report here on techniques we have developed in our experience gained in implanting over a dozen Doppler ultrasound flow-measuring implants in dogs. The goal of our implantable device is to measure flow in an arterial graft. To accomplish this, we place a Doppler transducer in the wall of a graft and an implant unit under the skin that energizes the 20 MHz Doppler transducer system, either when started by external command or by internal timetable. The implant records the digitized Doppler real and imaginary channels and transmits the data to a nearby portable computer for storage and evaluation. After outlining the overall operation of the system, we will concentrate on three areas of implant design where special techniques are required: ensuring safety, including biocompatibility to prevent the body from reacting to its invasion; powering the device, including minimizing energy used so that a small battery can provide long-life; and transmitting the data obtained.
Stroke arrives without warning 80% of the time, leading to death and disability in a large number of the 700,000 it strikes in the USA each year. After discussing the special characteristics of screening instruments and the particular challenges of imaging the carotid artery, we report on our progress in developing an instrument to screen for the carotid stenoses that cause the majority of these strokes.
This paper describes a new kind of clinical instrument designed to allow non-specialists to quantitatively measure blood velocity. The instrument's design utilizes vector continuous-wave (CW) Doppler. Vector CW Doppler insonates a volume with simultaneous multiple-angle beams that define a measurement region; within that region, the velocity vector of the blood can be measured independently of the probe orientation. By eliminating the need for simultaneous imaging and the specially trained technician required for the complicated instrument needed for such imaging, easy and inexpensive blood velocity measurements becomes possible. A prototype for a CW vector Doppler instrument has been used to measure blood velocity in several clinically important arteries: the radial and ulnar in the arm, the femoral in the leg, and the carotid in the neck. We report here on its first clinical use -- monitoring the flow in dialysis access grafts to prevent graft thrombosis. These early clinical results show accuracy and rapid learning of proper instrument use. The design approach presented shows much promise in creating instruments that will provide simple and low-cost-of-use procedures for measurement of blood velocity.

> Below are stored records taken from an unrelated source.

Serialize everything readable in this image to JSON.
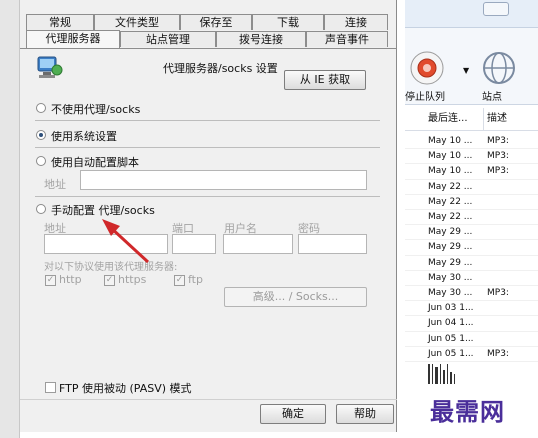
{
  "dialog": {
    "tabs_row1": [
      "常规",
      "文件类型",
      "保存至",
      "下载",
      "连接"
    ],
    "tabs_row2": [
      "代理服务器",
      "站点管理",
      "拨号连接",
      "声音事件"
    ],
    "proxy_socks_settings_label": "代理服务器/socks 设置",
    "from_ie_button": "从 IE 获取",
    "options": {
      "no_proxy": "不使用代理/socks",
      "use_system": "使用系统设置",
      "use_auto_script": "使用自动配置脚本",
      "manual": "手动配置 代理/socks"
    },
    "selected_option": "use_system",
    "auto_address_label": "地址",
    "manual_fields": {
      "address_label": "地址",
      "port_label": "端口",
      "username_label": "用户名",
      "password_label": "密码"
    },
    "protocols_label": "对以下协议使用该代理服务器:",
    "protocols": [
      {
        "name": "http",
        "checked": true
      },
      {
        "name": "https",
        "checked": true
      },
      {
        "name": "ftp",
        "checked": true
      }
    ],
    "advanced_button": "高级... / Socks...",
    "ftp_passive_label": "FTP 使用被动 (PASV) 模式",
    "ok_button": "确定",
    "help_button": "帮助"
  },
  "app": {
    "toolbar": {
      "stop_queue_label": "停止队列",
      "site_label": "站点"
    },
    "columns": [
      "最后连...",
      "描述"
    ],
    "rows": [
      {
        "last": "May 10 ...",
        "desc": "MP3:"
      },
      {
        "last": "May 10 ...",
        "desc": "MP3:"
      },
      {
        "last": "May 10 ...",
        "desc": "MP3:"
      },
      {
        "last": "May 22 ...",
        "desc": ""
      },
      {
        "last": "May 22 ...",
        "desc": ""
      },
      {
        "last": "May 22 ...",
        "desc": ""
      },
      {
        "last": "May 29 ...",
        "desc": ""
      },
      {
        "last": "May 29 ...",
        "desc": ""
      },
      {
        "last": "May 29 ...",
        "desc": ""
      },
      {
        "last": "May 30 ...",
        "desc": ""
      },
      {
        "last": "May 30 ...",
        "desc": "MP3:"
      },
      {
        "last": "Jun 03 1...",
        "desc": ""
      },
      {
        "last": "Jun 04 1...",
        "desc": ""
      },
      {
        "last": "Jun 05 1...",
        "desc": ""
      },
      {
        "last": "Jun 05 1...",
        "desc": "MP3:"
      }
    ]
  },
  "watermark": "最需网",
  "colors": {
    "dialog_bg": "#f0f0f0",
    "arrow": "#d0282a",
    "watermark": "#4a2e9a",
    "radio_checked": "#2d4f7a"
  }
}
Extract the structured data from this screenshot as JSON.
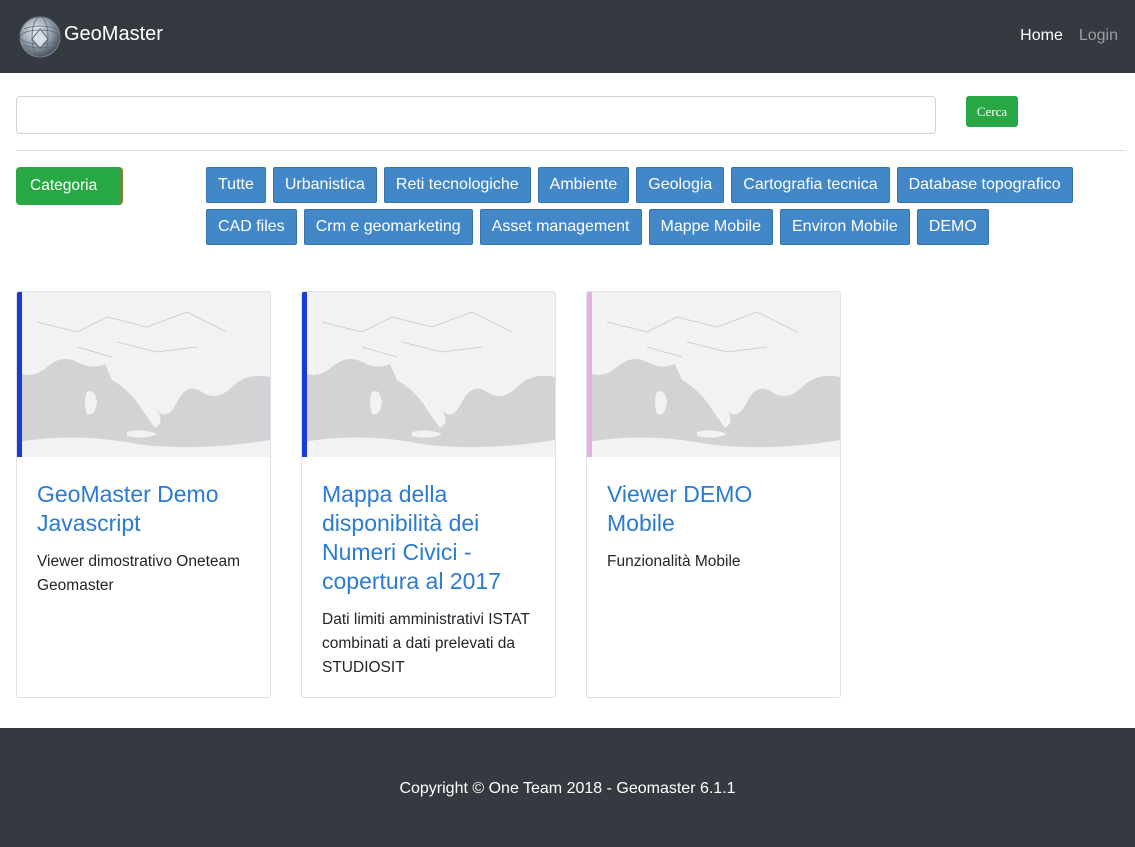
{
  "navbar": {
    "brand": "GeoMaster",
    "links": [
      {
        "label": "Home"
      },
      {
        "label": "Login"
      }
    ]
  },
  "search": {
    "value": "",
    "placeholder": "",
    "button_label": "Cerca"
  },
  "filters": {
    "category_label": "Categoria",
    "tags": [
      "Tutte",
      "Urbanistica",
      "Reti tecnologiche",
      "Ambiente",
      "Geologia",
      "Cartografia tecnica",
      "Database topografico",
      "CAD files",
      "Crm e geomarketing",
      "Asset management",
      "Mappe Mobile",
      "Environ Mobile",
      "DEMO"
    ]
  },
  "cards": [
    {
      "title": "GeoMaster Demo Javascript",
      "description": "Viewer dimostrativo Oneteam Geomaster",
      "accent": "#1a3bd6"
    },
    {
      "title": "Mappa della disponibilità dei Numeri Civici - copertura al 2017",
      "description": "Dati limiti amministrativi ISTAT combinati a dati prelevati da STUDIOSIT",
      "accent": "#1a3bd6"
    },
    {
      "title": "Viewer DEMO Mobile",
      "description": "Funzionalità Mobile",
      "accent": "#e6b3e0"
    }
  ],
  "footer": {
    "text": "Copyright © One Team 2018 - Geomaster 6.1.1"
  },
  "colors": {
    "navbar_bg": "#343a40",
    "success": "#28a745",
    "tag_bg": "#4287c7",
    "link": "#2a7bd3"
  },
  "icons": {
    "logo": "globe-logo-icon"
  }
}
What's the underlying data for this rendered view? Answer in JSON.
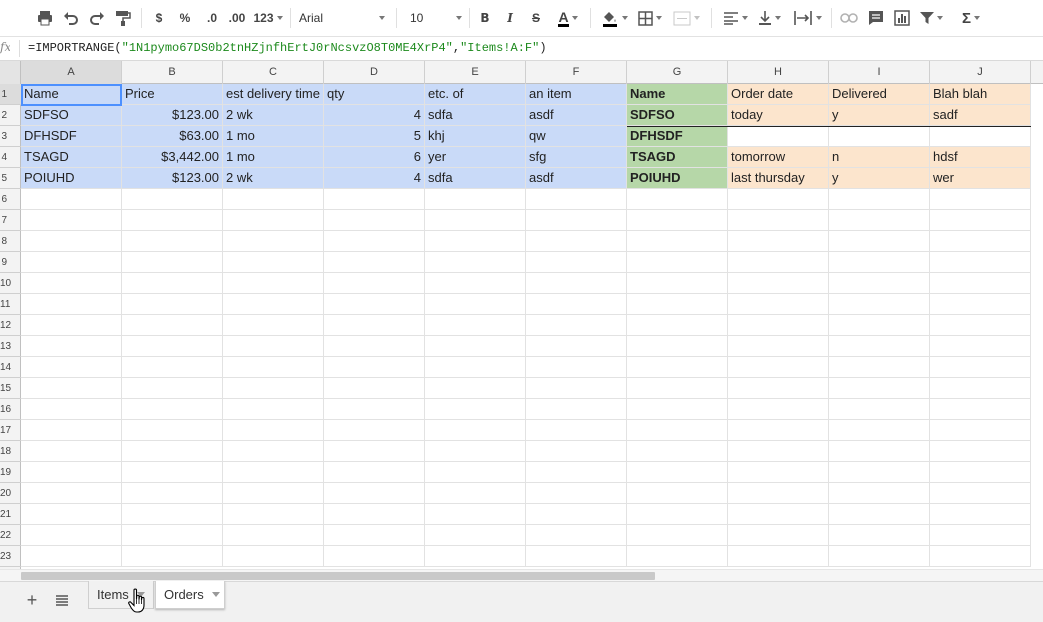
{
  "toolbar": {
    "currency_label": "$",
    "percent_label": "%",
    "decrease_decimal_label": ".0",
    "increase_decimal_label": ".00",
    "more_formats_label": "123",
    "font_family": "Arial",
    "font_size": "10",
    "bold_label": "B",
    "italic_label": "I",
    "strike_label": "S",
    "text_color_label": "A",
    "sum_label": "Σ"
  },
  "formula_bar": {
    "fx_label": "fx",
    "prefix": "=IMPORTRANGE(",
    "arg1": "\"1N1pymo67DS0b2tnHZjnfhErtJ0rNcsvzO8T0ME4XrP4\"",
    "comma": ",",
    "arg2": "\"Items!A:F\"",
    "suffix": ")"
  },
  "columns": [
    "A",
    "B",
    "C",
    "D",
    "E",
    "F",
    "G",
    "H",
    "I",
    "J"
  ],
  "row_numbers": [
    "1",
    "2",
    "3",
    "4",
    "5",
    "6",
    "7",
    "8",
    "9",
    "10",
    "11",
    "12",
    "13",
    "14",
    "15",
    "16",
    "17",
    "18",
    "19",
    "20",
    "21",
    "22",
    "23"
  ],
  "rows": [
    [
      "Name",
      "Price",
      "est delivery time",
      "qty",
      "etc. of",
      "an item",
      "Name",
      "Order date",
      "Delivered",
      "Blah blah"
    ],
    [
      "SDFSO",
      "$123.00",
      "2 wk",
      "4",
      "sdfa",
      "asdf",
      "SDFSO",
      "today",
      "y",
      "sadf"
    ],
    [
      "DFHSDF",
      "$63.00",
      "1 mo",
      "5",
      "khj",
      "qw",
      "DFHSDF",
      "",
      "",
      ""
    ],
    [
      "TSAGD",
      "$3,442.00",
      "1 mo",
      "6",
      "yer",
      "sfg",
      "TSAGD",
      "tomorrow",
      "n",
      "hdsf"
    ],
    [
      "POIUHD",
      "$123.00",
      "2 wk",
      "4",
      "sdfa",
      "asdf",
      "POIUHD",
      "last thursday",
      "y",
      "wer"
    ]
  ],
  "sheet_tabs": [
    {
      "label": "Items",
      "active": false
    },
    {
      "label": "Orders",
      "active": true
    }
  ],
  "colors": {
    "imported_range": "#c9daf8",
    "name_column": "#b6d7a8",
    "order_columns": "#fce5cd",
    "selection": "#4d90fe",
    "formula_string": "#1d8a1d"
  }
}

Diffracting grating transducers are interdigitated grating- like structures of thin elements spaced at a few wavelengths apart. By changing the phase or the frequency of the driving signal, two beams whose angle differs by a known quantity are produced. Doppler measurements in the blood stream at the two beam angles enable the estimation of angle- independent blood velocity. The performance of diffracting grating transducer in term of efficiency and bandwidth has been optimized by finite element analysis. Two different arrays operating at 5 MHz and 10 MHz were fabricated and modeled. The simulated and measured insertion losses for each transducer were compared. To broaden the bandwidth, matching layers were included in the design. The insertion losses for different driving modes were also computed. The results may shed light as to how the performance of the diffracting grating transducer may be improved to make better angle independent Doppler velocity measurements.

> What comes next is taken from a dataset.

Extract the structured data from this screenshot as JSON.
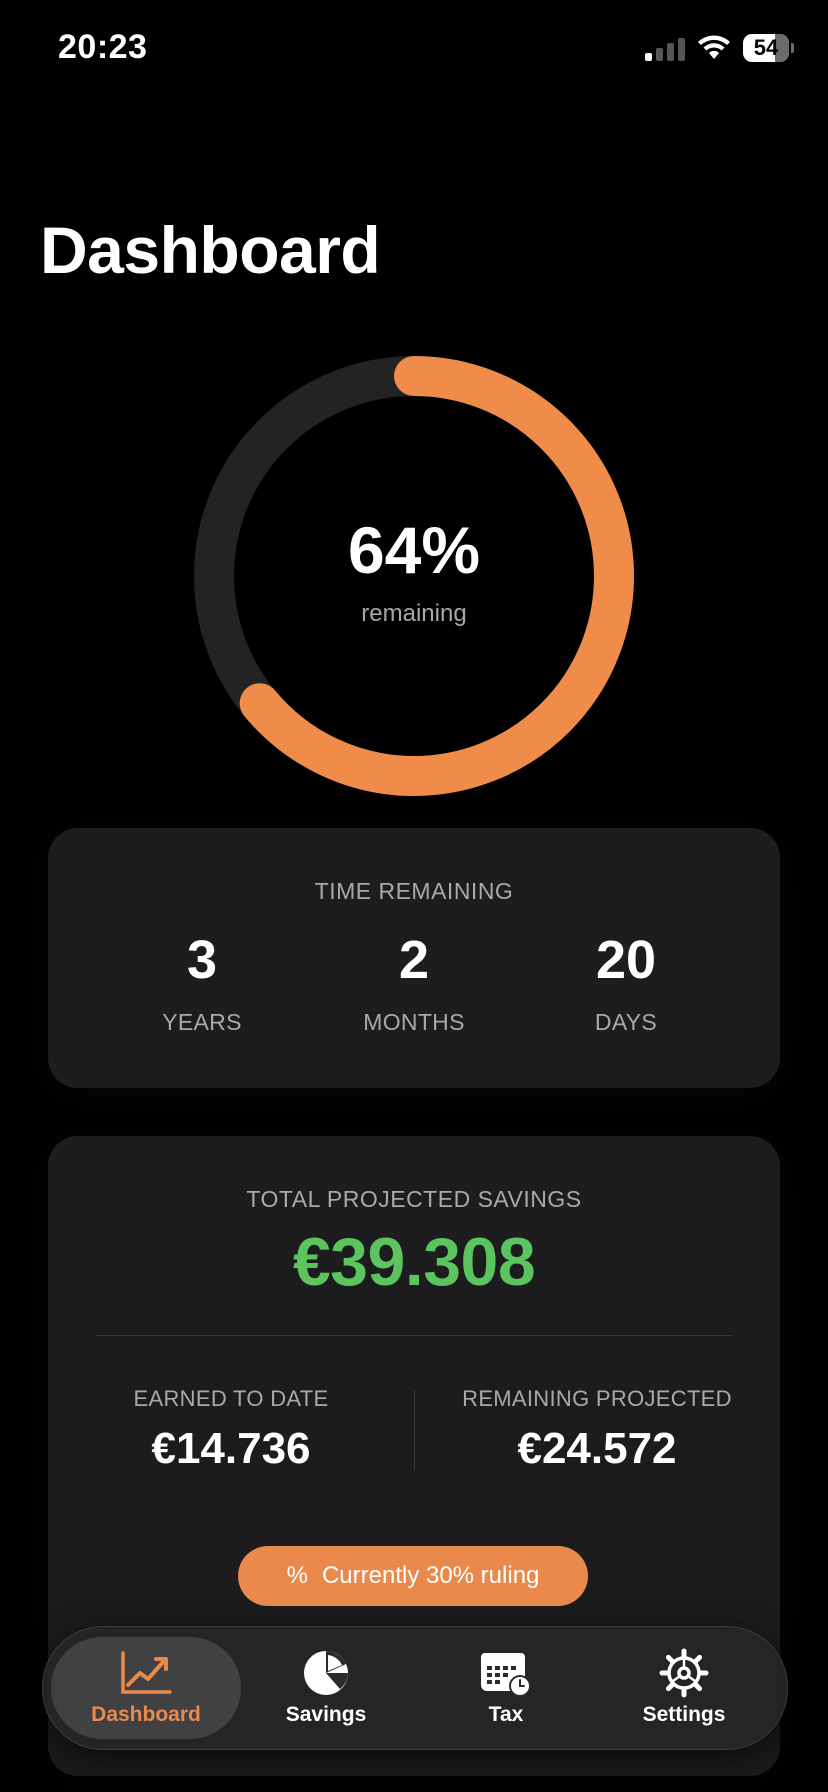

A new method of blood-flow measurement requires construction of transducers that act like diffraction gratings, producing beams at variable angles as a function of the signals driving them. A new transducer structure that eases fabrication and operation of such transducers is presented and its operation experimentally verified. This transducer is called a higher-order diffracting-grating transducer because, like a higher-order optical diffraction grating, the periodicity of its elements is based on a multiple number of wavelengths. The theory and experimental results for this new transducer structure are shown to agree.

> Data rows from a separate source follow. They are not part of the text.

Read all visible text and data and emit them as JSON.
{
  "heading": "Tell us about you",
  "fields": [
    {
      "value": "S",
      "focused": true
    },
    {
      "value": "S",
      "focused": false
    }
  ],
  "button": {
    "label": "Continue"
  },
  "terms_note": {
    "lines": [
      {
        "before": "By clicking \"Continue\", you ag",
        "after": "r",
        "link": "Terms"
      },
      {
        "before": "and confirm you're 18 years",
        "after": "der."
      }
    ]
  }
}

A rapidly expanding area of medical treatment is using small invasive devices, e.g., balloon angioplasty catheters, to eliminate the need for conventional open surgery. The usual x-ray guidance requires patient and physician irradiation and the injection of contrast media, both undesirable. Ultrasound guidance, which would eliminate these hazards, has not been used because of the difficulty in determining with certainty the exact location of a particular point on the invasive device. By placing a transducer at such a point to act as a beacon, exact positioning by ultrasound imaging has been achieved. The required transducer's response must be almost omnidirectional, so that it detects the imaging system's beam independently of angle; the size of the transducer must be small, so that the device can penetrate into the body easily; finally, the cost of the transducer must be low, so that it may be thrown away after one use. We show how the transducer is designed to achieve the required angular response and size, and outline how the required transducers can be fabricated at low cost.